The effort at legislation in this event has been given a number of names by our jurists. Ijtihad is one; qiyas is another. Istidial (reasoning) is yet another, and so also is istislah. All these words are not synonymous. There are subtle differences of meaning between them. In this connection I would
like to mention the word istihsan in particular. It is associated with the Hanafi school so closely that other schools of jurisprudence do not like it. You should not be surprised, therefore, that Shafi'i has written a tract in refutation of istihsan. The book is entitled al-Radd 'ala al-Istihsan. It seems from its study that a certain presumed meaning has been given to the word istihsan which the author proceeds to reject.
According to the Hanafi school of law, istihsan would mean that it is not enough to study the obvious circumstances of a case, but one should go deeper into the matter before giving a ruling on the issue in question. 

We shall cite an example. Suppose we entrust a person with something and ask him to convey it to a particular person. One would ordinarily expect that he would deliver the same thing to its destination. A money order is sent these days through the post offices. We entrust a sum of money to the post office with the request that it should be delivered to a certain person. The common principle of trust demands that the person concerned should convey the same money to the given address. But according to the postal system, the money handed over to it is deposited in the treasury and the man who receives the money order is provided with an equal sum. It is not necessary to dispatch the very same money that the sender of the money order has paid. This is exactly the meaning of istihsan. Even though the current system of delivering the entrusted money is different in a superficial sense from the concept of trust, yet it facilitates the discharge of the trust, without changing the value of the money for the sum to be delivered equal to the sum paid by the sender. Hence the substance of the concept of trust has not been violated.

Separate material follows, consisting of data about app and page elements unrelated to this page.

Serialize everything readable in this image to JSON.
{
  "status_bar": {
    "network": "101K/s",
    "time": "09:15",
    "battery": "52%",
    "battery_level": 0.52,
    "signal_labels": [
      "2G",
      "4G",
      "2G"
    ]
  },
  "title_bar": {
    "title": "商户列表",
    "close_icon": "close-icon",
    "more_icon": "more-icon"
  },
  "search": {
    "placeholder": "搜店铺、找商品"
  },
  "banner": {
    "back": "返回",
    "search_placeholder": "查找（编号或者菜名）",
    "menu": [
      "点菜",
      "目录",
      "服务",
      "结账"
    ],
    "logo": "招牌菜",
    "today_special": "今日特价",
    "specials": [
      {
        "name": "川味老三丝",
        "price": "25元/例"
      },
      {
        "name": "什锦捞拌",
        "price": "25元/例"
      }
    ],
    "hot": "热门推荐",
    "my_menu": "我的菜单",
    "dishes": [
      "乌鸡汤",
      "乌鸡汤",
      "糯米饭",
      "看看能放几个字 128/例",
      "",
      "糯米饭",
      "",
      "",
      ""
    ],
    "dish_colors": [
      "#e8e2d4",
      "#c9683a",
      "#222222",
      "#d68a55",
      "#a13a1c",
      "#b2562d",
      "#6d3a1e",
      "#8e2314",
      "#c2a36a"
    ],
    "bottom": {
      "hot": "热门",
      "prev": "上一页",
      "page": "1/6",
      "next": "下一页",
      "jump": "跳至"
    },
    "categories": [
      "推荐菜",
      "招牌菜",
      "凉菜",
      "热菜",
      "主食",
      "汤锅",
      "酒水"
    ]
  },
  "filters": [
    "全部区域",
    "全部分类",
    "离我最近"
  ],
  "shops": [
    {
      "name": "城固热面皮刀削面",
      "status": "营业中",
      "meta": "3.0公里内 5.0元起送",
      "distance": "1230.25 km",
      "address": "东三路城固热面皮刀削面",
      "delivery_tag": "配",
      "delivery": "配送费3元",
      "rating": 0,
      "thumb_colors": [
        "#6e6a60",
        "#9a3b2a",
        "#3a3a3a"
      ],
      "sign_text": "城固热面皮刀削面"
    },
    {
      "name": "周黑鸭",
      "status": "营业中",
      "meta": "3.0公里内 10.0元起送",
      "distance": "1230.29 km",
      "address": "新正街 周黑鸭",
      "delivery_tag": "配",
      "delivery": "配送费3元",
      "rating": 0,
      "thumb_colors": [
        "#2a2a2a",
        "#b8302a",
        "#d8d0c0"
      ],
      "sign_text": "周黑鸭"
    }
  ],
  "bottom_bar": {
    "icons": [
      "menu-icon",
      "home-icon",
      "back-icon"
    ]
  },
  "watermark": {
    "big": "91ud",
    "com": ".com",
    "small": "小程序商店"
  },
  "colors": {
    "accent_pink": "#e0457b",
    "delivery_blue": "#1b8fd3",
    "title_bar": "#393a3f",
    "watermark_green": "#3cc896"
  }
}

This applies not only to individual opinion or an Inference but also covers collective opinion. At least the Hanafi school of law accepts that a new consensus can cancel an old consensus. Suppose there is a consensus on a certain issue. We accept its authority but it does not mean that no one can oppose it till eternity. If someone has the courage to oppose it with due respect and reason, and if he can persuade the jurists to accept his point of view, a new consensus comes into being. The new consensus abrogates the old one. This principle has been propounded by the famous Hanafi jurist, Abu al-Yusr al-Bazdawi in his book Usal al-Fiqh (Principles of Jurisprudence). AI-Bazdawl belongs to the fourth and fifth centuries of the Hijrah. This work is a great contribution to Islamic jurisprudence. It is on account of his statement that we can say that consensus cannot become a source of difficulty for us. If a consensus is reached on some issue and it is found subsequently to be unsuitable, the possibility remains that we may change it through reasoning and create a new one cancelling the old consensus.

The purpose of this brief comment was to underline the fact that Muslim's have codified their law after the demise of the Prophet (peace be upon him) in a manner which has not only preserved it for posterity but has also ensured that it remains practicable through the ages. It is a universally recognised principle that a law Ian be changed either by the Law-maker Himself or an authority higher than His. Anyone of a lower status cannot change the law. If God has given a command, He alone can change it. If a Prophet (peace be upon him) has pronounced a verdict, he or another Prophet can change it and indeed Allah can, but no authority lower than that of a Prophet (e.g. a jurist) can change the taw laid down by a Prophet. The opinion of a jurist can, however, be rejected by another jurist who can offer his own opinion instead.